Print out the full listing, exactly.

------ Source material

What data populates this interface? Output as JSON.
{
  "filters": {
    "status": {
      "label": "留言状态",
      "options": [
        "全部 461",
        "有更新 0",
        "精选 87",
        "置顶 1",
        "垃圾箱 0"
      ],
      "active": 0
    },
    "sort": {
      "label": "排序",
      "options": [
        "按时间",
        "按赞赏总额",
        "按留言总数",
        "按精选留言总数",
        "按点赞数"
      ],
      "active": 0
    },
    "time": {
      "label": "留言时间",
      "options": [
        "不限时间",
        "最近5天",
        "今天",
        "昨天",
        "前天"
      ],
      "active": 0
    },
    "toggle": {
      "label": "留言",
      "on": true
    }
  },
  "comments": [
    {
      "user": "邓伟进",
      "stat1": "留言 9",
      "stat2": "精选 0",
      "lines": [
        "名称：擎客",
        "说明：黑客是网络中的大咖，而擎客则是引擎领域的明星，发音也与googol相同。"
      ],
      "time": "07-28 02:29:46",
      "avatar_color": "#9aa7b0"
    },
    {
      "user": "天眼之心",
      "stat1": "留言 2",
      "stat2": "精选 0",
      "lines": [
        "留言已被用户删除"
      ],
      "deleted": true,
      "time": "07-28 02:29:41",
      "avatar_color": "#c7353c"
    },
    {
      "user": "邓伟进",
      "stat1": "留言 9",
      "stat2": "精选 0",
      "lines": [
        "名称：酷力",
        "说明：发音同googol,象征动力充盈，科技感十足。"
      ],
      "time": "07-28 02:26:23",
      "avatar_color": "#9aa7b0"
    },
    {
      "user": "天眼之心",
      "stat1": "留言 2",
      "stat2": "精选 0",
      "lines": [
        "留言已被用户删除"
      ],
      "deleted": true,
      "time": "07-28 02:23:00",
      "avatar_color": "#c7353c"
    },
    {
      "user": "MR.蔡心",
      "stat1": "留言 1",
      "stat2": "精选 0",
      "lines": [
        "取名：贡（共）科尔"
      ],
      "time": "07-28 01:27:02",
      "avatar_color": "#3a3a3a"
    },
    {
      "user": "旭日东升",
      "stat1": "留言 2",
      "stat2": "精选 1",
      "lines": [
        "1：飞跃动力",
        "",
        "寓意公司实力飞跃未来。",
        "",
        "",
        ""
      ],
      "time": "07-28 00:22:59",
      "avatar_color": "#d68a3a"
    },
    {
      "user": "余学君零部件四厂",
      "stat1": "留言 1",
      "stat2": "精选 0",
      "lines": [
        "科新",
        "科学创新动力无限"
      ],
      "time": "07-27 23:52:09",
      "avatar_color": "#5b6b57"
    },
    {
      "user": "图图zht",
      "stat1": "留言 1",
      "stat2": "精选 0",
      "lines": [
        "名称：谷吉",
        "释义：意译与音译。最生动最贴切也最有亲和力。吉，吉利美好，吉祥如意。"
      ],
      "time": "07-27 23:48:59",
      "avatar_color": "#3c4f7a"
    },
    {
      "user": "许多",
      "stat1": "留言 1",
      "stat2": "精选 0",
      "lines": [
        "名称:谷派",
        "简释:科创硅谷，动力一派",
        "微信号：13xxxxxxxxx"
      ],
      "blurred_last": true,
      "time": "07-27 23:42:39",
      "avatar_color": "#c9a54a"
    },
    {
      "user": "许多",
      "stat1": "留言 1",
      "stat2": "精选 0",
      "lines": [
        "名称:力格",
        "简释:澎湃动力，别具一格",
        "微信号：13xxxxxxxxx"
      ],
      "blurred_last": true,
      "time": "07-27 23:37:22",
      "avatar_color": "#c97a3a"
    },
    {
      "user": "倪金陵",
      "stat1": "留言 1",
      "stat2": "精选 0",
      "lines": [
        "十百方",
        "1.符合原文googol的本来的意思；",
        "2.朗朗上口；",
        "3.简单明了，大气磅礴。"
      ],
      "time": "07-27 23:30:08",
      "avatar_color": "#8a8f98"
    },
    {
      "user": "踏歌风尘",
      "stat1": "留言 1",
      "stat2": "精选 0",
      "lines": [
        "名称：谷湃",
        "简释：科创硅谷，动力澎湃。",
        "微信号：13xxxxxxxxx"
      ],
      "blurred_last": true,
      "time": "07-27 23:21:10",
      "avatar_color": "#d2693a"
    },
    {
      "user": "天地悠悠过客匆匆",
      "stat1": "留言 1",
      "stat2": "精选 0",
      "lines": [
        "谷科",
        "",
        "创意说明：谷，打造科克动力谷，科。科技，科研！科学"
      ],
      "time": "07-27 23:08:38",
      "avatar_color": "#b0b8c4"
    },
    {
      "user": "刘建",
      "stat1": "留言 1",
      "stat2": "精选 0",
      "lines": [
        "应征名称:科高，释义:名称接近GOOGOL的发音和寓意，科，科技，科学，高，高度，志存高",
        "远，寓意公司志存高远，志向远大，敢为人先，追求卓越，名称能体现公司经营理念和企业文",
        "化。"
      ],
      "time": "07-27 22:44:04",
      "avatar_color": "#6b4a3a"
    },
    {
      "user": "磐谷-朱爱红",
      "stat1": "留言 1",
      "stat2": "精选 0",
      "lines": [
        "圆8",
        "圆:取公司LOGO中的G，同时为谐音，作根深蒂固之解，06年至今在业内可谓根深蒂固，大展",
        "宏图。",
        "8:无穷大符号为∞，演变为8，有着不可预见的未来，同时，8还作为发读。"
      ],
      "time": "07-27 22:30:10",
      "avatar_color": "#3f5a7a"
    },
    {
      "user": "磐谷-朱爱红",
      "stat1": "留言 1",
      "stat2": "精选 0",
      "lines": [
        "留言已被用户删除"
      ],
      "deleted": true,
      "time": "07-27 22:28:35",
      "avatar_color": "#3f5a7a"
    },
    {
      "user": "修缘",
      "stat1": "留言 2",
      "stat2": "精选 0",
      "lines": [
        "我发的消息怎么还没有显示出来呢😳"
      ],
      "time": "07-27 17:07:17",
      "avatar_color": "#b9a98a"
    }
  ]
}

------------

• [Written answer]
What data populates this interface? Output as JSON.
{
  "filters": {
    "status": {
      "label": "留言状态",
      "options": [
        "全部 461",
        "有更新 0",
        "精选 87",
        "置顶 1",
        "垃圾箱 0"
      ],
      "active": 0
    },
    "sort": {
      "label": "排序",
      "options": [
        "按时间",
        "按赞赏总额",
        "按留言总数",
        "按精选留言总数",
        "按点赞数"
      ],
      "active": 0
    },
    "time": {
      "label": "留言时间",
      "options": [
        "不限时间",
        "最近5天",
        "今天",
        "昨天",
        "前天"
      ],
      "active": 0
    },
    "toggle": {
      "label": "留言",
      "on": true
    }
  },
  "comments": [
    {
      "user": "邓伟进",
      "stat1": "留言 9",
      "stat2": "精选 0",
      "lines": [
        "名称：擎客",
        "说明：黑客是网络中的大咖，而擎客则是引擎领域的明星，发音也与googol相同。"
      ],
      "time": "07-28 02:29:46",
      "avatar_color": "#9aa7b0"
    },
    {
      "user": "天眼之心",
      "stat1": "留言 2",
      "stat2": "精选 0",
      "lines": [
        "留言已被用户删除"
      ],
      "deleted": true,
      "time": "07-28 02:29:41",
      "avatar_color": "#c7353c"
    },
    {
      "user": "邓伟进",
      "stat1": "留言 9",
      "stat2": "精选 0",
      "lines": [
        "名称：酷力",
        "说明：发音同googol,象征动力充盈，科技感十足。"
      ],
      "time": "07-28 02:26:23",
      "avatar_color": "#9aa7b0"
    },
    {
      "user": "天眼之心",
      "stat1": "留言 2",
      "stat2": "精选 0",
      "lines": [
        "留言已被用户删除"
      ],
      "deleted": true,
      "time": "07-28 02:23:00",
      "avatar_color": "#c7353c"
    },
    {
      "user": "MR.蔡心",
      "stat1": "留言 1",
      "stat2": "精选 0",
      "lines": [
        "取名：贡（共）科尔"
      ],
      "time": "07-28 01:27:02",
      "avatar_color": "#3a3a3a"
    },
    {
      "user": "旭日东升",
      "stat1": "留言 2",
      "stat2": "精选 1",
      "lines": [
        "1：飞跃动力",
        "",
        "寓意公司实力飞跃未来。",
        "",
        "",
        ""
      ],
      "time": "07-28 00:22:59",
      "avatar_color": "#d68a3a"
    },
    {
      "user": "余学君零部件四厂",
      "stat1": "留言 1",
      "stat2": "精选 0",
      "lines": [
        "科新",
        "科学创新动力无限"
      ],
      "time": "07-27 23:52:09",
      "avatar_color": "#5b6b57"
    },
    {
      "user": "图图zht",
      "stat1": "留言 1",
      "stat2": "精选 0",
      "lines": [
        "名称：谷吉",
        "释义：意译与音译。最生动最贴切也最有亲和力。吉，吉利美好，吉祥如意。"
      ],
      "time": "07-27 23:48:59",
      "avatar_color": "#3c4f7a"
    },
    {
      "user": "许多",
      "stat1": "留言 1",
      "stat2": "精选 0",
      "lines": [
        "名称:谷派",
        "简释:科创硅谷，动力一派",
        "微信号：13xxxxxxxxx"
      ],
      "blurred_last": true,
      "time": "07-27 23:42:39",
      "avatar_color": "#c9a54a"
    },
    {
      "user": "许多",
      "stat1": "留言 1",
      "stat2": "精选 0",
      "lines": [
        "名称:力格",
        "简释:澎湃动力，别具一格",
        "微信号：13xxxxxxxxx"
      ],
      "blurred_last": true,
      "time": "07-27 23:37:22",
      "avatar_color": "#c97a3a"
    },
    {
      "user": "倪金陵",
      "stat1": "留言 1",
      "stat2": "精选 0",
      "lines": [
        "十百方",
        "1.符合原文googol的本来的意思；",
        "2.朗朗上口；",
        "3.简单明了，大气磅礴。"
      ],
      "time": "07-27 23:30:08",
      "avatar_color": "#8a8f98"
    },
    {
      "user": "踏歌风尘",
      "stat1": "留言 1",
      "stat2": "精选 0",
      "lines": [
        "名称：谷湃",
        "简释：科创硅谷，动力澎湃。",
        "微信号：13xxxxxxxxx"
      ],
      "blurred_last": true,
      "time": "07-27 23:21:10",
      "avatar_color": "#d2693a"
    },
    {
      "user": "天地悠悠过客匆匆",
      "stat1": "留言 1",
      "stat2": "精选 0",
      "lines": [
        "谷科",
        "",
        "创意说明：谷，打造科克动力谷，科。科技，科研！科学"
      ],
      "time": "07-27 23:08:38",
      "avatar_color": "#b0b8c4"
    },
    {
      "user": "刘建",
      "stat1": "留言 1",
      "stat2": "精选 0",
      "lines": [
        "应征名称:科高，释义:名称接近GOOGOL的发音和寓意，科，科技，科学，高，高度，志存高",
        "远，寓意公司志存高远，志向远大，敢为人先，追求卓越，名称能体现公司经营理念和企业文",
        "化。"
      ],
      "time": "07-27 22:44:04",
      "avatar_color": "#6b4a3a"
    },
    {
      "user": "磐谷-朱爱红",
      "stat1": "留言 1",
      "stat2": "精选 0",
      "lines": [
        "圆8",
        "圆:取公司LOGO中的G，同时为谐音，作根深蒂固之解，06年至今在业内可谓根深蒂固，大展",
        "宏图。",
        "8:无穷大符号为∞，演变为8，有着不可预见的未来，同时，8还作为发读。"
      ],
      "time": "07-27 22:30:10",
      "avatar_color": "#3f5a7a"
    },
    {
      "user": "磐谷-朱爱红",
      "stat1": "留言 1",
      "stat2": "精选 0",
      "lines": [
        "留言已被用户删除"
      ],
      "deleted": true,
      "time": "07-27 22:28:35",
      "avatar_color": "#3f5a7a"
    },
    {
      "user": "修缘",
      "stat1": "留言 2",
      "stat2": "精选 0",
      "lines": [
        "我发的消息怎么还没有显示出来呢😳"
      ],
      "time": "07-27 17:07:17",
      "avatar_color": "#b9a98a"
    }
  ]
}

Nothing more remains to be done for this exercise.